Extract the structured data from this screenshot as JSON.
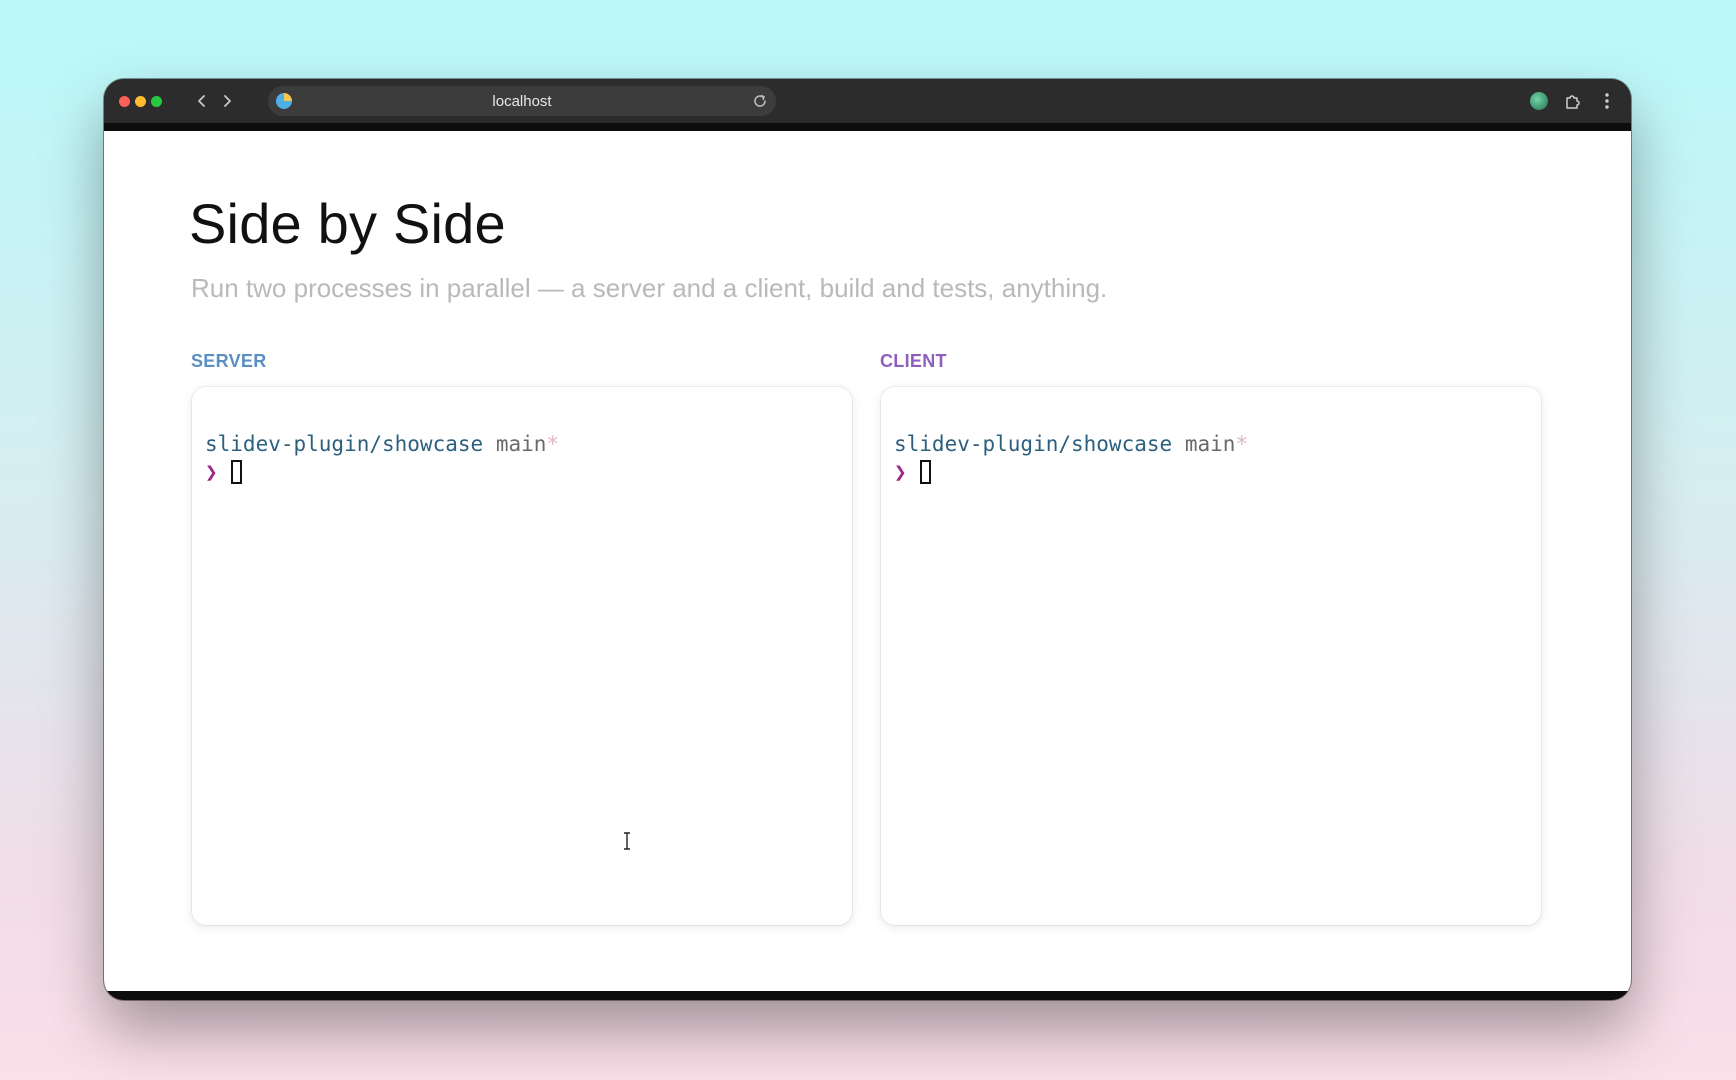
{
  "browser": {
    "url": "localhost",
    "icons": {
      "back": "chevron-left-icon",
      "forward": "chevron-right-icon",
      "reload": "reload-icon",
      "profile": "profile-icon",
      "extensions": "puzzle-icon",
      "menu": "more-vertical-icon"
    }
  },
  "slide": {
    "title": "Side by Side",
    "subtitle": "Run two processes in parallel — a server and a client, build and tests, anything."
  },
  "panels": [
    {
      "label": "SERVER",
      "accent": "#5a8fc4",
      "path": "slidev-plugin/showcase",
      "branch": "main",
      "dirty": "*",
      "prompt": "❯"
    },
    {
      "label": "CLIENT",
      "accent": "#8f5fc0",
      "path": "slidev-plugin/showcase",
      "branch": "main",
      "dirty": "*",
      "prompt": "❯"
    }
  ]
}
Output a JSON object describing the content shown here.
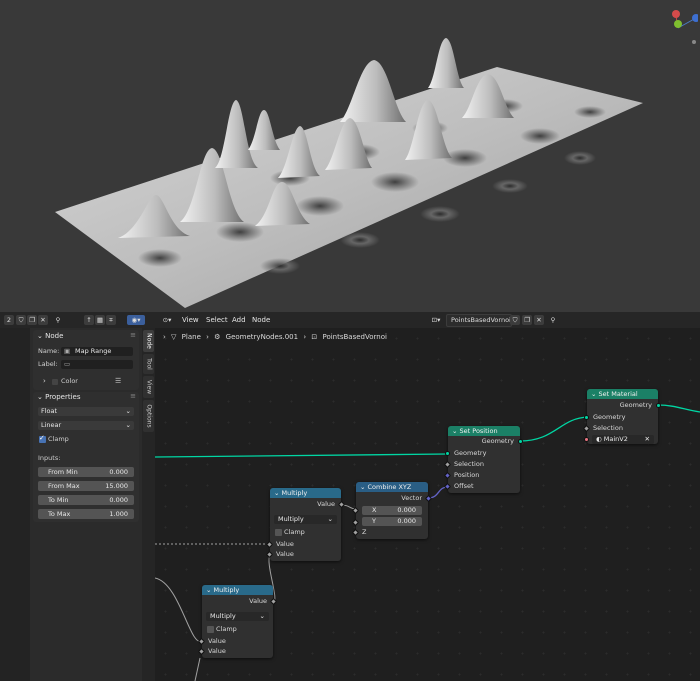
{
  "header": {
    "slot_number": "2",
    "menu": [
      "View",
      "Select",
      "Add",
      "Node"
    ],
    "node_tree_name": "PointsBasedVornoi"
  },
  "breadcrumb": [
    "Plane",
    "GeometryNodes.001",
    "PointsBasedVornoi"
  ],
  "sidebar": {
    "tabs": [
      "Node",
      "Tool",
      "View",
      "Options"
    ],
    "node_panel": {
      "title": "Node",
      "name_label": "Name:",
      "name_value": "Map Range",
      "label_label": "Label:",
      "label_value": "",
      "color_label": "Color"
    },
    "properties_panel": {
      "title": "Properties",
      "data_type": "Float",
      "interpolation": "Linear",
      "clamp_label": "Clamp",
      "clamp_checked": true,
      "inputs_label": "Inputs:",
      "inputs": [
        {
          "label": "From Min",
          "value": "0.000"
        },
        {
          "label": "From Max",
          "value": "15.000"
        },
        {
          "label": "To Min",
          "value": "0.000"
        },
        {
          "label": "To Max",
          "value": "1.000"
        }
      ]
    }
  },
  "nodes": {
    "set_material": {
      "title": "Set Material",
      "out_geometry": "Geometry",
      "in_geometry": "Geometry",
      "selection": "Selection",
      "material": "MainV2"
    },
    "set_position": {
      "title": "Set Position",
      "out_geometry": "Geometry",
      "in_geometry": "Geometry",
      "selection": "Selection",
      "position": "Position",
      "offset": "Offset"
    },
    "combine_xyz": {
      "title": "Combine XYZ",
      "out_vector": "Vector",
      "x_label": "X",
      "x_value": "0.000",
      "y_label": "Y",
      "y_value": "0.000",
      "z_label": "Z"
    },
    "multiply_1": {
      "title": "Multiply",
      "out_value": "Value",
      "operation": "Multiply",
      "clamp_label": "Clamp",
      "in_value_1": "Value",
      "in_value_2": "Value"
    },
    "multiply_2": {
      "title": "Multiply",
      "out_value": "Value",
      "operation": "Multiply",
      "clamp_label": "Clamp",
      "in_value_1": "Value",
      "in_value_2": "Value"
    }
  },
  "colors": {
    "geometry_socket": "#00d6a3",
    "vector_socket": "#6363c7",
    "float_socket": "#a1a1a1",
    "geometry_header": "#1b8066",
    "utility_header": "#296a8a"
  }
}
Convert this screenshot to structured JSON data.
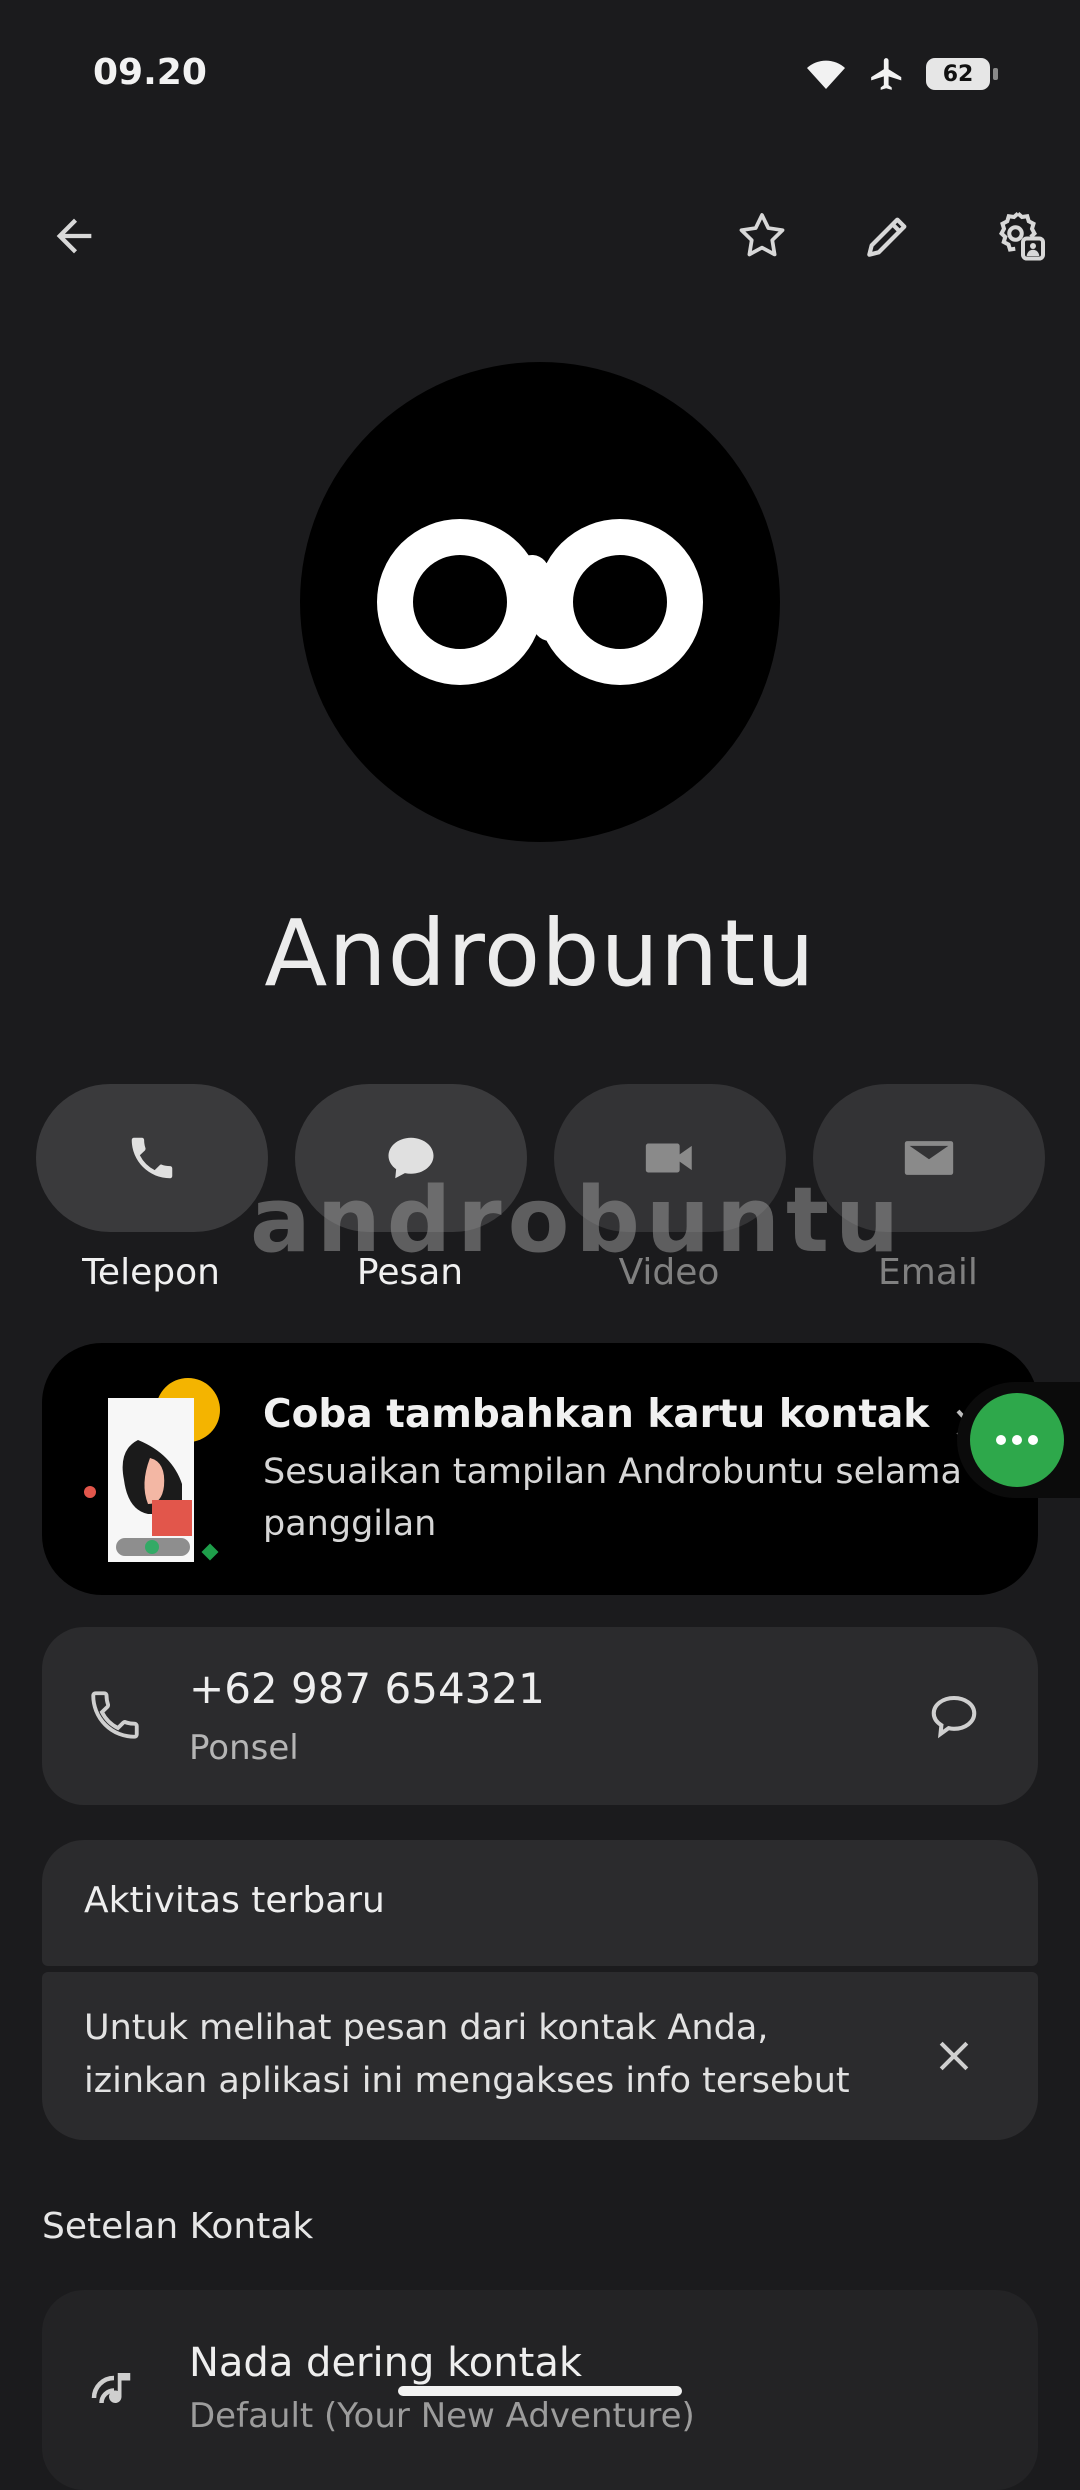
{
  "status_bar": {
    "time": "09.20",
    "battery": "62"
  },
  "contact": {
    "name": "Androbuntu"
  },
  "actions": [
    {
      "label": "Telepon",
      "icon": "phone-icon",
      "enabled": true
    },
    {
      "label": "Pesan",
      "icon": "message-icon",
      "enabled": true
    },
    {
      "label": "Video",
      "icon": "video-icon",
      "enabled": false
    },
    {
      "label": "Email",
      "icon": "email-icon",
      "enabled": false
    }
  ],
  "watermark": "androbuntu",
  "promo": {
    "title": "Coba tambahkan kartu kontak",
    "description": "Sesuaikan tampilan Androbuntu selama panggilan"
  },
  "phone": {
    "number": "+62 987 654321",
    "type": "Ponsel"
  },
  "activity": {
    "title": "Aktivitas terbaru",
    "message": "Untuk melihat pesan dari kontak Anda, izinkan aplikasi ini mengakses info tersebut"
  },
  "settings": {
    "title": "Setelan Kontak",
    "ringtone_title": "Nada dering kontak",
    "ringtone_value": "Default (Your New Adventure)"
  },
  "colors": {
    "background": "#1b1b1d",
    "card": "#2b2b2d",
    "fab": "#2ea84b",
    "promo_accent": "#f4b400"
  }
}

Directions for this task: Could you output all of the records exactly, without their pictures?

Task result:
Extract the structured data from this screenshot as JSON.
{
  "browser": {
    "url": "localhost",
    "icons": {
      "back": "chevron-left-icon",
      "forward": "chevron-right-icon",
      "reload": "reload-icon",
      "profile": "profile-icon",
      "extensions": "puzzle-icon",
      "menu": "more-vertical-icon"
    }
  },
  "slide": {
    "title": "Side by Side",
    "subtitle": "Run two processes in parallel — a server and a client, build and tests, anything."
  },
  "panels": [
    {
      "label": "SERVER",
      "accent": "#5a8fc4",
      "path": "slidev-plugin/showcase",
      "branch": "main",
      "dirty": "*",
      "prompt": "❯"
    },
    {
      "label": "CLIENT",
      "accent": "#8f5fc0",
      "path": "slidev-plugin/showcase",
      "branch": "main",
      "dirty": "*",
      "prompt": "❯"
    }
  ]
}
Output a JSON object describing the content shown here.
{
  "header": {
    "slot_number": "2",
    "menu": [
      "View",
      "Select",
      "Add",
      "Node"
    ],
    "node_tree_name": "PointsBasedVornoi"
  },
  "breadcrumb": [
    "Plane",
    "GeometryNodes.001",
    "PointsBasedVornoi"
  ],
  "sidebar": {
    "tabs": [
      "Node",
      "Tool",
      "View",
      "Options"
    ],
    "node_panel": {
      "title": "Node",
      "name_label": "Name:",
      "name_value": "Map Range",
      "label_label": "Label:",
      "label_value": "",
      "color_label": "Color"
    },
    "properties_panel": {
      "title": "Properties",
      "data_type": "Float",
      "interpolation": "Linear",
      "clamp_label": "Clamp",
      "clamp_checked": true,
      "inputs_label": "Inputs:",
      "inputs": [
        {
          "label": "From Min",
          "value": "0.000"
        },
        {
          "label": "From Max",
          "value": "15.000"
        },
        {
          "label": "To Min",
          "value": "0.000"
        },
        {
          "label": "To Max",
          "value": "1.000"
        }
      ]
    }
  },
  "nodes": {
    "set_material": {
      "title": "Set Material",
      "out_geometry": "Geometry",
      "in_geometry": "Geometry",
      "selection": "Selection",
      "material": "MainV2"
    },
    "set_position": {
      "title": "Set Position",
      "out_geometry": "Geometry",
      "in_geometry": "Geometry",
      "selection": "Selection",
      "position": "Position",
      "offset": "Offset"
    },
    "combine_xyz": {
      "title": "Combine XYZ",
      "out_vector": "Vector",
      "x_label": "X",
      "x_value": "0.000",
      "y_label": "Y",
      "y_value": "0.000",
      "z_label": "Z"
    },
    "multiply_1": {
      "title": "Multiply",
      "out_value": "Value",
      "operation": "Multiply",
      "clamp_label": "Clamp",
      "in_value_1": "Value",
      "in_value_2": "Value"
    },
    "multiply_2": {
      "title": "Multiply",
      "out_value": "Value",
      "operation": "Multiply",
      "clamp_label": "Clamp",
      "in_value_1": "Value",
      "in_value_2": "Value"
    }
  },
  "colors": {
    "geometry_socket": "#00d6a3",
    "vector_socket": "#6363c7",
    "float_socket": "#a1a1a1",
    "geometry_header": "#1b8066",
    "utility_header": "#296a8a"
  }
}
Convert this screenshot to structured JSON data.
{
  "status_bar": {
    "time": "09.20",
    "battery": "62"
  },
  "contact": {
    "name": "Androbuntu"
  },
  "actions": [
    {
      "label": "Telepon",
      "icon": "phone-icon",
      "enabled": true
    },
    {
      "label": "Pesan",
      "icon": "message-icon",
      "enabled": true
    },
    {
      "label": "Video",
      "icon": "video-icon",
      "enabled": false
    },
    {
      "label": "Email",
      "icon": "email-icon",
      "enabled": false
    }
  ],
  "watermark": "androbuntu",
  "promo": {
    "title": "Coba tambahkan kartu kontak",
    "description": "Sesuaikan tampilan Androbuntu selama panggilan"
  },
  "phone": {
    "number": "+62 987 654321",
    "type": "Ponsel"
  },
  "activity": {
    "title": "Aktivitas terbaru",
    "message": "Untuk melihat pesan dari kontak Anda, izinkan aplikasi ini mengakses info tersebut"
  },
  "settings": {
    "title": "Setelan Kontak",
    "ringtone_title": "Nada dering kontak",
    "ringtone_value": "Default (Your New Adventure)"
  },
  "colors": {
    "background": "#1b1b1d",
    "card": "#2b2b2d",
    "fab": "#2ea84b",
    "promo_accent": "#f4b400"
  }
}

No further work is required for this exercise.